Apr 02 Book Review
Volume Number: 18 (2002)
Issue Number: 04
Column Tag: Review
Book Review: 3D Game Engine Design
by Ron Davis
There are a lot of game programming books out there. They use many different methodologies to teach you something about game programming. 3D Game Engine Design by David H. Eberly is a specialize graphic algorithm book. As the author says in his introduction, most graphic algorithm books either show you code to implement games, or they give you in-depth discussion of 3D algorithms that aren't really useful for the game programmer. This book is in the middle. It is a deep reference of 3D programming, but it focuses on the things you need for the real time graphics of games.
I have to confess much of the math in this book was over my head. It isn't for those of us who didn't pay enough attention to those calculus classes. If this sentence from the introduction of the book scares you, the book isn't for you: "It is assumed that the reader's background includes a basic understanding of vector and matrix algebra, linear algebra, multivariate calculus and data structures."
Even given that caveat I delved on into the book. It is first and foremost a reference. Each aspect of 3D engine development is covered, with no one part being dependent on another. If you do this kind of development, you need this book on your book shelf. There is also a CD that comes with the book that includes a full 3D graphic engine, but, alas, it is not very Mac friendly.
The first chapter is an introduction to the book and how it is organized. The second chapter discusses geometrical methods used to map three dimensional objects onto a two dimensional screen, including transformations, coordinate systems, quaternions, Euler angles and distance methods. There is also a discussion of common shapes like spheres, capsules, cylinders etc.
Chapter 3 discusses the graphic pipeline, which is how a 3D game works, including perspective projection, camera models, culling and clipping. There is also a discussion of surface and vertex attributes including textures, lighting, transparency and fog. According to the summary at the end of the chapter, all of this information is not needed if you are using a 3D API like OpenGL.
No matter what you use for a render, you will have to organize the scene you are going to feed the renderer. The book begins a discussion of these issues with Chapter 4, Hierarchical Scene Representations. It discusses means of organizing objects so they are grouped allowing for easier transformation, collision detection, rendering and persistence.

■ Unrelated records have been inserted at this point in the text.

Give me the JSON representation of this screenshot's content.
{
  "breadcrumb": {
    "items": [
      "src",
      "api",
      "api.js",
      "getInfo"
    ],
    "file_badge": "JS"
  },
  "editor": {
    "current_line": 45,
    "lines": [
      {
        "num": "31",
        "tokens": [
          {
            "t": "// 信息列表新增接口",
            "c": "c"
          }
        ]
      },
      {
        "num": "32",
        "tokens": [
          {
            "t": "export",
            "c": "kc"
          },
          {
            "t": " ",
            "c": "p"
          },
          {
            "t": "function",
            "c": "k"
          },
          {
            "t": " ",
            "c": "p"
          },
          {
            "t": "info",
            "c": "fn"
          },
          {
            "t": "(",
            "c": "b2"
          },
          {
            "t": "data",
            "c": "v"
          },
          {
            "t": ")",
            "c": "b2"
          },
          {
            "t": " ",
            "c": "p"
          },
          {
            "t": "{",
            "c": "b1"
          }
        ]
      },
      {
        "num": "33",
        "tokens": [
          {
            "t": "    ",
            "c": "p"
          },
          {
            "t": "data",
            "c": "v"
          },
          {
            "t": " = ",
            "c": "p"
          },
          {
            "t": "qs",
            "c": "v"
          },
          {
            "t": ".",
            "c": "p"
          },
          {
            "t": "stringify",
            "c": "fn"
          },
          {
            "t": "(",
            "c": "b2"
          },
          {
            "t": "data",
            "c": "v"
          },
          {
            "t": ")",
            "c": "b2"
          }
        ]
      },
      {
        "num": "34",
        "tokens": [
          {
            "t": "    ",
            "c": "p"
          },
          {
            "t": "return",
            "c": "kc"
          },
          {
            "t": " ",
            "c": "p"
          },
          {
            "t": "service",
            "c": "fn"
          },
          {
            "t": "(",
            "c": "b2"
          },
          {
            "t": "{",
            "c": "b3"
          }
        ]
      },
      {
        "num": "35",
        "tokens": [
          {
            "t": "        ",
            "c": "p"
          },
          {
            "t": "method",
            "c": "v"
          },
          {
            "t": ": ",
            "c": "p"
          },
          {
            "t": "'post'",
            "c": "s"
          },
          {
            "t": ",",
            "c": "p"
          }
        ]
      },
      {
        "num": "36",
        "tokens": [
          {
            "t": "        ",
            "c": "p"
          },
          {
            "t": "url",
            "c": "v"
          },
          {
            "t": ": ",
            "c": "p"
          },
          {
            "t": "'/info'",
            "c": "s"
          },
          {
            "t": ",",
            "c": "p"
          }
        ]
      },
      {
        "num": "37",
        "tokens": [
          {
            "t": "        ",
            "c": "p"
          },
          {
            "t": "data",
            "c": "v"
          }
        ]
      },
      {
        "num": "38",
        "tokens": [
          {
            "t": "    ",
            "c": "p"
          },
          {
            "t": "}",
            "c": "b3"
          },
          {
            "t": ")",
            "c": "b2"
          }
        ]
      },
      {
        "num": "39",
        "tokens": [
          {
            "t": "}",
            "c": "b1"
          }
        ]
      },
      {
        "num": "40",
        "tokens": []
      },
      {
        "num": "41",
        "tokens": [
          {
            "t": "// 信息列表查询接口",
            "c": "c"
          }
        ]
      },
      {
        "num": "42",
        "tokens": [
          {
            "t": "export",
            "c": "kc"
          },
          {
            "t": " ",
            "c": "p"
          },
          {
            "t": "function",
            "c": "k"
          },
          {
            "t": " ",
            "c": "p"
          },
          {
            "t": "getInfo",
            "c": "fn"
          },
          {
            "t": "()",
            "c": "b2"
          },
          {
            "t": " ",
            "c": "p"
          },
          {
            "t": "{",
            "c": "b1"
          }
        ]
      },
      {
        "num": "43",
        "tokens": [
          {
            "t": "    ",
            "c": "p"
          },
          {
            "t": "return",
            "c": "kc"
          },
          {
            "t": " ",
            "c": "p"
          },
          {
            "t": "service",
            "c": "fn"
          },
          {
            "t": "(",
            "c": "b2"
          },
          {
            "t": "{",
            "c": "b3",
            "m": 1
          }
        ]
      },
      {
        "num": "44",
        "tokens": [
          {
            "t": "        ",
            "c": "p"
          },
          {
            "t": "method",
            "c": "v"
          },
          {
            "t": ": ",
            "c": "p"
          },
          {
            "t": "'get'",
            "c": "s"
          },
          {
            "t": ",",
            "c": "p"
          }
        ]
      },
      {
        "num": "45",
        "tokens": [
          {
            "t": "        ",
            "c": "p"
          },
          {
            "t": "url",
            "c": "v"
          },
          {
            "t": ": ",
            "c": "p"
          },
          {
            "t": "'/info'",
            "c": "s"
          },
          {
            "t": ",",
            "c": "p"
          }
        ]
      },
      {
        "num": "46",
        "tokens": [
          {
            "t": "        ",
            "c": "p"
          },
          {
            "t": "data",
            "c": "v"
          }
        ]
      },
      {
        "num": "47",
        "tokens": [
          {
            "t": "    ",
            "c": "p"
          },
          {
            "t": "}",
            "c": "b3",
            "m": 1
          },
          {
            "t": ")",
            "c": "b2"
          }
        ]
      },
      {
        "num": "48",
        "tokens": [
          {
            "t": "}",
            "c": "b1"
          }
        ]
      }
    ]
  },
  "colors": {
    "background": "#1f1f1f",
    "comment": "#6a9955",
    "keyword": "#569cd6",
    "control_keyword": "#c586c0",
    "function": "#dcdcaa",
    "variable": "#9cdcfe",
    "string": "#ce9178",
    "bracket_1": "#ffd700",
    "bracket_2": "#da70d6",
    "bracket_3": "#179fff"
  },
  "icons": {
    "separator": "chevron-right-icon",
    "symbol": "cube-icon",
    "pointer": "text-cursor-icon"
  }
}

Picking is the subject of Chapter 5, which is the means of translating a click on the screen to a 3D object in the scene. The author takes a more generalized approach and handles collision detection from any 2D point for a ray into the 3D world. This allows for determining if things like laser beams hit 3D objects.
Chapter 6 covers collision detection. The author notes this can be a very complex problem and that much of the code a game can be taken up with it. He notes at the beginning of the chapter that this needs to be taken into account at design time. The rest of the chapter is dedicated to collisions of various types of objects.
Chapter 7 covers curves which may not at first be obviously used in games, but which the author discusses anyway. This leads to surfaces in Chapter 8, which are a growing part of 3D game engines. The chapter covers different kinds of curves and how to subdivide them.
Chapter 9 is a short chapter on animation covering key frame animation, inverse kinematics and skinning. The author discusses how to create different levels of detail in a 3D scene on demand in chapter 10.
One of the cooler things in 3D to me is terrain generation and that is topic of chapter 11. He discusses an algorithm used to minimize the amount of data and calculations needed to render landscapes.
The last two chapters of the book cover spatial sorting techniques and special effects. The book concludes with an appendix on object oriented infrastructure and numerical methods as wells as a complete glossary.
Ron Davis is a long time Macintosh Software Engineer, having worked for companies like Apple, and Metrowerks on a variety of products from development tools to anti-virus software.